Japan in collaboration with the international community is intensifying war on piracy to enable safe transportation of cargo and passengers in the Indian Ocean.
Japanese ambassador to Kenya Toshitsugu Uesawa said his government has set up a defence force base in Djibouti in a bid to maintain surveillance off Somalia Coast to contain piracy.
Due to increased surveillance, he said attacks had in recent years dropped drastically in the key shipping route that had been hit hard leading to increase in global shipping costs a few years back.
“Our major goal is to secure the sea so that ships can safely transport passengers and goods to various ports on the African continent,” he said.
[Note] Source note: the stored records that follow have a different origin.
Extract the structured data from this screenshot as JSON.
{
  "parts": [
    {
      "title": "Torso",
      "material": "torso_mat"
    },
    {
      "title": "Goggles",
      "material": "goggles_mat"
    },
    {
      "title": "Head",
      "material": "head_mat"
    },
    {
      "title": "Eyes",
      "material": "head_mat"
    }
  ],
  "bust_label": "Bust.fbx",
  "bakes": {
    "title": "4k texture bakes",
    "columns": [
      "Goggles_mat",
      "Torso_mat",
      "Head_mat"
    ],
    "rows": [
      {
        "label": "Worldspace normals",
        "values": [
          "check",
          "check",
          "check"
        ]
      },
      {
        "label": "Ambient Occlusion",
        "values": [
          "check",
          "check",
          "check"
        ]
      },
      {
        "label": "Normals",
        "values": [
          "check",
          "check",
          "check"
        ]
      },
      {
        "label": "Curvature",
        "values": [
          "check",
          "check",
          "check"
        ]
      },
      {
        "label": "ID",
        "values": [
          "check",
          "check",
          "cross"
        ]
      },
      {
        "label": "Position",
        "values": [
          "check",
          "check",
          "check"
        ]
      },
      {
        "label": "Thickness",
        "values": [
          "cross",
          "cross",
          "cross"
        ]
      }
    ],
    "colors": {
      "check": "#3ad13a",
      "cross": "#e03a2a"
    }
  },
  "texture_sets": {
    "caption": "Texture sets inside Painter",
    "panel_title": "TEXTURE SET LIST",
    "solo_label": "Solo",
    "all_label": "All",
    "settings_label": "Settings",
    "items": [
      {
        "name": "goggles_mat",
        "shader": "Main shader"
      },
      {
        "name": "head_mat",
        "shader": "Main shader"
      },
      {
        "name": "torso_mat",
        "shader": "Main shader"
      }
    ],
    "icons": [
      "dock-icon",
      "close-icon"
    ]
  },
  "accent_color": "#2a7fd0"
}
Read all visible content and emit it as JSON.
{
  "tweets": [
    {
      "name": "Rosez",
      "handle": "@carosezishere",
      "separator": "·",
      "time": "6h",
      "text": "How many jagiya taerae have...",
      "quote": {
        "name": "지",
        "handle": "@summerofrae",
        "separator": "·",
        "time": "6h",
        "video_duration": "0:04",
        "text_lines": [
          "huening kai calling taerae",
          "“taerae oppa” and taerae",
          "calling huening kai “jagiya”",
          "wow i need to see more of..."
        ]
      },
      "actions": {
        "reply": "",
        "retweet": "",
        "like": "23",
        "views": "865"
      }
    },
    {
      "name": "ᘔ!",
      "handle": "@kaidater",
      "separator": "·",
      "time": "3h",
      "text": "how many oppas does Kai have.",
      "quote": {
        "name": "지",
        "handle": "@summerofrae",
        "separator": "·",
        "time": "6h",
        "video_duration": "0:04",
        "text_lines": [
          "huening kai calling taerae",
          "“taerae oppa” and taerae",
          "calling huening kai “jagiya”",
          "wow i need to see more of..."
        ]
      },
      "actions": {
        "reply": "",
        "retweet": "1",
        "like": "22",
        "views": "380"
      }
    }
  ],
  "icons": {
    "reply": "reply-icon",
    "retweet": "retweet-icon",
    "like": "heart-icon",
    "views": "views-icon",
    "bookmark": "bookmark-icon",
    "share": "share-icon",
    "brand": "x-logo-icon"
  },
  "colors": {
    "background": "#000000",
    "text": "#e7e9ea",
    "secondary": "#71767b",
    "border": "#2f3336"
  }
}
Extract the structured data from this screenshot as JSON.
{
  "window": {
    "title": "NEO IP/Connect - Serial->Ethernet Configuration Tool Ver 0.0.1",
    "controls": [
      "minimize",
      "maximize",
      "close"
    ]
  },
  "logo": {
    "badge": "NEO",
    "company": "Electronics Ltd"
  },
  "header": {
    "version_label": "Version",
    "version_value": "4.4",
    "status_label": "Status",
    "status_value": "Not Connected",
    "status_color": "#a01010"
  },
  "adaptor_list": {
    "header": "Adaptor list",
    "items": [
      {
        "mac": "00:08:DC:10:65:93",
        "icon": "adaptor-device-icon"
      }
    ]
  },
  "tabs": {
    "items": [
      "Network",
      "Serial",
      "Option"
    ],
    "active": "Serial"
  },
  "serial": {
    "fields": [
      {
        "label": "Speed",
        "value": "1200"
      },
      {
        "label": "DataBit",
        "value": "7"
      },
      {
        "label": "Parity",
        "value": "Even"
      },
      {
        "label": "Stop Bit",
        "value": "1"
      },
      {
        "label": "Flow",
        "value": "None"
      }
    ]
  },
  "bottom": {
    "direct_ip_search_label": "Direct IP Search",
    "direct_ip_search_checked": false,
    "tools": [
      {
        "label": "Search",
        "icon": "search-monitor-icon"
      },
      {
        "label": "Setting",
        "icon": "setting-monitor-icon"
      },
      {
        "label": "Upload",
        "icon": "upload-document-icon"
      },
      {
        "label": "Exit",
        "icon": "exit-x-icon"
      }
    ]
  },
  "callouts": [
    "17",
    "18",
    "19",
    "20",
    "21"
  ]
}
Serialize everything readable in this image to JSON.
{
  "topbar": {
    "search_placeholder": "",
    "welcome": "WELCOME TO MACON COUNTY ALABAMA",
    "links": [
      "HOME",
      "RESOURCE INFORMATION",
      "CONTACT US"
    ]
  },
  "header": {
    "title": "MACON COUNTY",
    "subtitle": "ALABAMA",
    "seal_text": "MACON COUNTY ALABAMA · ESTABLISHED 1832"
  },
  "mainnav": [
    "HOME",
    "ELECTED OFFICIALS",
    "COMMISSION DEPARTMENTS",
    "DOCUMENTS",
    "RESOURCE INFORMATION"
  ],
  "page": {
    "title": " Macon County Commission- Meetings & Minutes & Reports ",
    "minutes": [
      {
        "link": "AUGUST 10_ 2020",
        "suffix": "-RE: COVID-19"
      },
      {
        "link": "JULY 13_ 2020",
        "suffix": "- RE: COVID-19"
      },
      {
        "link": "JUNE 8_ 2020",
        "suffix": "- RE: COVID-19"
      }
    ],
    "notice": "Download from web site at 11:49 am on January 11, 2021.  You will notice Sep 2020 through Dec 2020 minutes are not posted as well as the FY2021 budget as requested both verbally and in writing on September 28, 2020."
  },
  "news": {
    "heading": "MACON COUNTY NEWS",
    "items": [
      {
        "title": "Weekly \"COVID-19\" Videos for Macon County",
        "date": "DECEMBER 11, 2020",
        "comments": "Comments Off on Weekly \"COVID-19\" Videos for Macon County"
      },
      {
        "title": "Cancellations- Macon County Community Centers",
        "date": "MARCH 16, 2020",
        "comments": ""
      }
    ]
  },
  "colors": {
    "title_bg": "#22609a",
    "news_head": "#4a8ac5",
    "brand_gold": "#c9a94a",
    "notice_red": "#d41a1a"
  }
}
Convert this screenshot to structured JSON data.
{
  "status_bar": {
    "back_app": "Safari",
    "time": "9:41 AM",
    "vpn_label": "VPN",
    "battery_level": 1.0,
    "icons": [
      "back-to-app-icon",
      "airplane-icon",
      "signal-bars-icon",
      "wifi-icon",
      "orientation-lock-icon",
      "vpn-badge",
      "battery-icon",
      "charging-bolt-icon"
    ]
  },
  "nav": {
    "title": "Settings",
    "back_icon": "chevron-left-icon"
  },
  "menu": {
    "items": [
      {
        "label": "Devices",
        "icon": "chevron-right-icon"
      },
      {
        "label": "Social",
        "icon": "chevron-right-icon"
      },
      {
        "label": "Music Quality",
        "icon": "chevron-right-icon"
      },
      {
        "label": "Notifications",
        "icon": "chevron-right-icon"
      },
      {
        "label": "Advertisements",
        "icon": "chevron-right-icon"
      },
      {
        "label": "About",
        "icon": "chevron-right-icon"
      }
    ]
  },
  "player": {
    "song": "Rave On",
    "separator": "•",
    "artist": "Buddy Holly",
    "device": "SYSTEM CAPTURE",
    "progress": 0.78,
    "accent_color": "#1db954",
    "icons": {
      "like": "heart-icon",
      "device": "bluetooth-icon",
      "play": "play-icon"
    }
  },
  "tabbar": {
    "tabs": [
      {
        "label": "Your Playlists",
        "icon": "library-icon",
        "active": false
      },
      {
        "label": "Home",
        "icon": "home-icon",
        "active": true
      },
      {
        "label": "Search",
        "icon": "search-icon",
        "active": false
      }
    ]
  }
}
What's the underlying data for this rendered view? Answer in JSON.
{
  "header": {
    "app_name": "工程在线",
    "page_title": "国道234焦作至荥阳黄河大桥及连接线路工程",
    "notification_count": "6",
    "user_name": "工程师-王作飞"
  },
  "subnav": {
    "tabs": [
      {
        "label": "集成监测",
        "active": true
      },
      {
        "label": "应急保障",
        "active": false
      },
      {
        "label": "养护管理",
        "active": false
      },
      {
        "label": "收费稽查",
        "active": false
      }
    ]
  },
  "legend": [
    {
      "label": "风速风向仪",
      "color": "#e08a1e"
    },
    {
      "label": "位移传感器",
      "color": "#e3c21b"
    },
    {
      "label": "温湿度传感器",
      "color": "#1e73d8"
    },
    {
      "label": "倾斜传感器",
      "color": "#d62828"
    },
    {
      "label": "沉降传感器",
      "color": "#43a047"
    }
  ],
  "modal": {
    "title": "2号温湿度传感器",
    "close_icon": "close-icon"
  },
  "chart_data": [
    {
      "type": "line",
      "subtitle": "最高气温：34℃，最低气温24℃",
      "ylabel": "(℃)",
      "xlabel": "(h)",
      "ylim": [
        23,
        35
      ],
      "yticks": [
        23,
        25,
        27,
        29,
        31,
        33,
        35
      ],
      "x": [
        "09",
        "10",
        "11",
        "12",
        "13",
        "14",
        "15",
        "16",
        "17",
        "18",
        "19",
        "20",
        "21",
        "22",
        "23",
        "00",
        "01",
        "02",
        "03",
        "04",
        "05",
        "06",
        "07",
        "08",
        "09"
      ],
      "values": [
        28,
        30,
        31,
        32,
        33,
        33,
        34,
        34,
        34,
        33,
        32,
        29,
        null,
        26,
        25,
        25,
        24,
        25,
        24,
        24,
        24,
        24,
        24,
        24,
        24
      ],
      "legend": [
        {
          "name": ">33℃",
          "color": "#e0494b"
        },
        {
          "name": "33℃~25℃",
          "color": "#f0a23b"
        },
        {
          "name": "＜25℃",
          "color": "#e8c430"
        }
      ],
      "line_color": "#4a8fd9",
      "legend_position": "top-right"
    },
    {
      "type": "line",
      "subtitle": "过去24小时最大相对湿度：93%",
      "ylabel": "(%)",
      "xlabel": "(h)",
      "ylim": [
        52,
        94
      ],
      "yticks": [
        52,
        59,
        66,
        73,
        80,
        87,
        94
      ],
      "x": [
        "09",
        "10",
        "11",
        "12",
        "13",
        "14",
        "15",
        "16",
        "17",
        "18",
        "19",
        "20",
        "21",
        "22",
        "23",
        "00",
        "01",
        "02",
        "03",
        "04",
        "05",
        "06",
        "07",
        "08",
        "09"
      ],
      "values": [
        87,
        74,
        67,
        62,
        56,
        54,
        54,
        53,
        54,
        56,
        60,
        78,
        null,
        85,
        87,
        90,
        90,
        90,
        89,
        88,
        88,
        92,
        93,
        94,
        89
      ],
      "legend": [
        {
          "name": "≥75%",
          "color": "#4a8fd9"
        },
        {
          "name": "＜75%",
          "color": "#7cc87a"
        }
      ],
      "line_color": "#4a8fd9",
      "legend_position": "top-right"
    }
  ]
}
Mr Uesawa was confident the maritime industry in Africa could register significant growth if pirate attacks are brought to an end.
He also reaffirmed the Japanese government’s commitment to fostering relations between the Japanese and the Kenya navy to make the Indian Ocean safe for sea transport.
Speaking at the Port of Mombasa on Monday, he said the two countries would continue to work hand in hand on peace initiatives and development.
Apart from piracy, the envoy said his country was also involved in peace keeping missions in Africa for stability to be achieved in countries such as South Sudan.
The arrival of three Japanese naval ships on Monday was a symbolic event to showcase the cordial relationship between Japan and Kenya which has existed for many years, Mr Uesawa said.
The ships called at the port with 750 officers under the command of Rear-Admiral, Hidetoshi Iwasaki.
The three vessels, namely JS Kashima, JS Setoyuki and JS Asagiri, were from Djibouti and are expected to depart for Sri Lanka tomorrow.
The last time Japanese naval vessels visited Mombasa was in 1970.
At least 200 new officers were expected to travel to Nairobi yesterday for a night stay with the rest staying in Mombasa hotels until Thursday.
The naval ships started the voyage in May and have been visiting countries which have good ties with Japan to gain knowledge about the sea and interact with foreign naval forces.
They have so far visited the US, Panama, UK, Lithuania, Germany, Belgium, France, Italy, Malta and Djibouti.
“We are glad to be in Mombasa as our officers will get a chance to interact with their Kenya navy counterparts,” Mr Iwasaki with the Japanese navy said.
Kenya Ports Authority principal communications officer Haji Masemo said that several cruise ships are expected to bring tourists to Mombasa between November and December and help revive cruise tourism in the country.
Mr Masemo said the next cruise tourism season is due in November.
He said this year alone three cruise ships arrived in Mombasa with more than 1,000 cruise holidaymakers while last year five ships arrived with 3,000 visitors.